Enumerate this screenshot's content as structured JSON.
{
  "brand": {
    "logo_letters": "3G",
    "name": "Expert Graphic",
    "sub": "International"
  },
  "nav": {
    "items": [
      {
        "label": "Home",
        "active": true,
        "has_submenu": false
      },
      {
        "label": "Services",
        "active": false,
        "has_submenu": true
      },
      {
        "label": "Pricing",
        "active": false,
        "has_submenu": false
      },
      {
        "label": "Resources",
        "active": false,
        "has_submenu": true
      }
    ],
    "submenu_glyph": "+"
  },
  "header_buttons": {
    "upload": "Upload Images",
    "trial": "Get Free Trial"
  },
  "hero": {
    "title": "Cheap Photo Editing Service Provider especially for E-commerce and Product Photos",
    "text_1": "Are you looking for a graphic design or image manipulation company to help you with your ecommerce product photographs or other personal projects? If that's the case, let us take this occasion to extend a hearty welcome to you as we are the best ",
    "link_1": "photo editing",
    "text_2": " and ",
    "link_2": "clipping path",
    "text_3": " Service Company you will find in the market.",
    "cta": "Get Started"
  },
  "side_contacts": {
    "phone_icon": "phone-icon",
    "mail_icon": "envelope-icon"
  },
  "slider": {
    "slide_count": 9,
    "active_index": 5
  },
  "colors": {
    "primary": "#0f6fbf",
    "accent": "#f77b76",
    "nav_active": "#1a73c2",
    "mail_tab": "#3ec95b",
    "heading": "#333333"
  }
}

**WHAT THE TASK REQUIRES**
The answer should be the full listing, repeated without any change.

**SOLVED PROBLEM**
Enumerate this screenshot's content as structured JSON.
{
  "brand": {
    "logo_letters": "3G",
    "name": "Expert Graphic",
    "sub": "International"
  },
  "nav": {
    "items": [
      {
        "label": "Home",
        "active": true,
        "has_submenu": false
      },
      {
        "label": "Services",
        "active": false,
        "has_submenu": true
      },
      {
        "label": "Pricing",
        "active": false,
        "has_submenu": false
      },
      {
        "label": "Resources",
        "active": false,
        "has_submenu": true
      }
    ],
    "submenu_glyph": "+"
  },
  "header_buttons": {
    "upload": "Upload Images",
    "trial": "Get Free Trial"
  },
  "hero": {
    "title": "Cheap Photo Editing Service Provider especially for E-commerce and Product Photos",
    "text_1": "Are you looking for a graphic design or image manipulation company to help you with your ecommerce product photographs or other personal projects? If that's the case, let us take this occasion to extend a hearty welcome to you as we are the best ",
    "link_1": "photo editing",
    "text_2": " and ",
    "link_2": "clipping path",
    "text_3": " Service Company you will find in the market.",
    "cta": "Get Started"
  },
  "side_contacts": {
    "phone_icon": "phone-icon",
    "mail_icon": "envelope-icon"
  },
  "slider": {
    "slide_count": 9,
    "active_index": 5
  },
  "colors": {
    "primary": "#0f6fbf",
    "accent": "#f77b76",
    "nav_active": "#1a73c2",
    "mail_tab": "#3ec95b",
    "heading": "#333333"
  }
}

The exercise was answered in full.